If you ever park in Lot 33 near the Dental Science Building, you know Jerry Slezak. He’s the guy in the cashier’s booth who welcomes you with a wave, whose Hawaiian shirts take the chill off a winter morning, who spouts a stream of well-worn jokes, and who’s been known to accept stamps or even soda cans when you’re short on cash.

“If I can take a second to make someone smile or laugh, maybe they’ll pass it on,” says Slezak, who’s worked at The University of Iowa nearly 40 years and and in fall 2007 earned the University’s Outstanding Staff Award. His outlook on life and work is impressive in its own right, but even more striking once you hear the story behind it.

An Iowa City native and son of longtime UI staff members, Slezak was drafted into the U.S. Marines in 1965 at age 19, joining the first waves of ground troops dispatched to Vietnam. His service there was short—within two months, he’d taken a gunshot wound that required amputating his left leg below the knee.

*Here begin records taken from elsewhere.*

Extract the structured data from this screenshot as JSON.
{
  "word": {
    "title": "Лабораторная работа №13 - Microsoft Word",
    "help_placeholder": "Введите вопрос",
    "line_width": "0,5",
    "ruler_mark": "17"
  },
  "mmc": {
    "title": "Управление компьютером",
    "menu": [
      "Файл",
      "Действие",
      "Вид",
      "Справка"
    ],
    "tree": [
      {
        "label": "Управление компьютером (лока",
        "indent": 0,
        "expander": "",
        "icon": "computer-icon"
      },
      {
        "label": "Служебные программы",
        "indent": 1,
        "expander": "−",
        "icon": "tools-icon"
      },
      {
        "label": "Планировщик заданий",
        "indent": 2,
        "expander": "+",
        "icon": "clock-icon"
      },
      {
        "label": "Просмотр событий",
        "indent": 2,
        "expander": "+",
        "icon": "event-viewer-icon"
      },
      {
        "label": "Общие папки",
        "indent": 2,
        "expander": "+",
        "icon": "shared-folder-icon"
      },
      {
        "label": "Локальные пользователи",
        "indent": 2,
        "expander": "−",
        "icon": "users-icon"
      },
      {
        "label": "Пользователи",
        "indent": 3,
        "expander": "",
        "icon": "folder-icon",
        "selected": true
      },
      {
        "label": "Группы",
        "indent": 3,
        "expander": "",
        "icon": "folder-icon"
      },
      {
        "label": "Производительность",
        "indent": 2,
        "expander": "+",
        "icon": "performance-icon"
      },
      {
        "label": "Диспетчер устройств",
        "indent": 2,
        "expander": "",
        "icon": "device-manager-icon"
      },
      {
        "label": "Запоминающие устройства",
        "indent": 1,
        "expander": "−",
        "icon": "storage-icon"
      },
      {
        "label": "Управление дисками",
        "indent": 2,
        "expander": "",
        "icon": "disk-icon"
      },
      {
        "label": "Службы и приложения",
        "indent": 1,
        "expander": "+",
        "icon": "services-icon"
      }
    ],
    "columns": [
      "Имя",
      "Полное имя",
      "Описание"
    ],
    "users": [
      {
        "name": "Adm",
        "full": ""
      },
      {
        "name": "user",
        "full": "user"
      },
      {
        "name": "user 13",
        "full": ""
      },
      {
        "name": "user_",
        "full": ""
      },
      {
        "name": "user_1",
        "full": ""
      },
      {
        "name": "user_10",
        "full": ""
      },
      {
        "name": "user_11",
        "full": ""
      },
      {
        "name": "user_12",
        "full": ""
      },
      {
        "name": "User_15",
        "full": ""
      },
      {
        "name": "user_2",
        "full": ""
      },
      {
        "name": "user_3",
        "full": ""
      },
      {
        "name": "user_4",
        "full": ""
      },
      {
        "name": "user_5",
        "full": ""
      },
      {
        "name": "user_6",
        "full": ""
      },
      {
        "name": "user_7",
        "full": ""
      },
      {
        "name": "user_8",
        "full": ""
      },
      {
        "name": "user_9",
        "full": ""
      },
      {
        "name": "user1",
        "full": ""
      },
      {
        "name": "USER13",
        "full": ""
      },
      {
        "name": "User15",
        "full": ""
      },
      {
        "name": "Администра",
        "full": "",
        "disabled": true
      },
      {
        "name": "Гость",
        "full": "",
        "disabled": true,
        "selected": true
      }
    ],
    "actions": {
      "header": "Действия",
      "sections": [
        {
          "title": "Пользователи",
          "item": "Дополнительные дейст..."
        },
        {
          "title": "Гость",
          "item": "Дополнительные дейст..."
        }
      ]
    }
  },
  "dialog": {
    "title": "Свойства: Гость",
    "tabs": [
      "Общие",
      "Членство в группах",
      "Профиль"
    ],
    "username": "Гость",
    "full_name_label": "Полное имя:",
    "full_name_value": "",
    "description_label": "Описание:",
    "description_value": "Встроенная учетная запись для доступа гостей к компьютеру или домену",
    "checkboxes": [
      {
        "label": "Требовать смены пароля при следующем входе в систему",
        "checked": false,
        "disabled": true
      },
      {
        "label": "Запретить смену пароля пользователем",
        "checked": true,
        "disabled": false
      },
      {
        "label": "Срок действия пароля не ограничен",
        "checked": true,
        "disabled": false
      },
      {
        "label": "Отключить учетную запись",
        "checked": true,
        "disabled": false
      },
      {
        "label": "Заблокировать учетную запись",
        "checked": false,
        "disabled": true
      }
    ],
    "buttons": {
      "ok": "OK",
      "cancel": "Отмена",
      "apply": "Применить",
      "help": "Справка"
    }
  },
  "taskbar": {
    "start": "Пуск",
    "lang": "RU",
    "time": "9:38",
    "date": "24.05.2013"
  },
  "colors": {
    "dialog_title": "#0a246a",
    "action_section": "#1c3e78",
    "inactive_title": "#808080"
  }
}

Slezak spent months at Great Lakes Naval Hospital in Illinois, then returned home to build a life. He got married, took his first University job repairing parking meters, and grappled with the challenge of losing a leg. By the early 1970s, he had welcomed his first daughter, Angela. But that’s only the beginning of the story.

It was just a normal day. Slezak was cutting the lawn on his riding mower, while Angie, by then nearly three, played on the swings a hundred feet away. Suddenly Slezak saw a flash of movement. He veered, but the mower hit the adjacent fence and bucked. Angie, who’d come running at him across the yard, slipped underneath.

“I don’t remember pain, but I recall riding in the ambulance to the hospital and asking my mom for a drink of water,” says Angela today. Her left leg was gravely injured and eventually would be amputated above the knee—she’d grow up wearing a prosthesis like her dad’s.

“As a little girl, it never seemed to bother her,” Slezak says of his daughter’s ability to adapt. “For me, as an adult, it was different.” Slezak had dealt with the physical aspects of his injury, but he remained self-conscious, keeping his leg hidden whenever he could.

Angie wouldn’t have that—she wanted to live like any other kid, and she wanted her dad by her side. “She helped me overcome my fear,” Slezak says. More than that, she taught him to find humor where he hadn’t always been able.

“We’d go to the beach at the Coralville Reservoir,” Slezak recalls, “sit down on our towels, pop our legs off, and hop in the water. We’d come out hand in hand, and she’d yell, ‘Sharks!’ We sure got people’s attention.”

Jerry Slezak and his grandson Blake ice skating a Coral Ridge Mall.  
Jerry Slezak and grandson Blake.  

Angela credits her dad with showing her how to live with a prosthesis and serving as an all-around inspiration to her and her three sisters, Laura, Katie, and Melissa, not to mention her young sons. The tragedy of one summer day turned into a rallying point, a chance for a father and daughter to forge a unique, unexpected bond.

But that’s not the end of the story.

Motivated by her experience, Angela decided to pursue a career in prosthetics and orthotics. She met her husband, Brandon Courtade, in school, and even though they’ve since moved to Florida, they remain her dad’s prosthetic team. Late last year, they outfitted him with a new leg.

“If things hadn’t happened as they did, I wouldn’t be able to help my dad and my other patients,” Angela says. “I would never have met my husband, and we wouldn’t have our three wonderful children. I think God has a plan for us, and I’m very happy to be part of that plan.”

As for her dad, he and his wife Mary beam when they talk of their girls and their grandsons, and Jerry Slezak tells his story with a trace of surprise, like he can’t quite believe it’s all happened to him. He wears shorts all the time these days, greeting folks, making change, cracking jokes.

Now you know why the man is smiling.

Story by Lin Larson; Portrait by Tom Jorgensen

March 3, 2008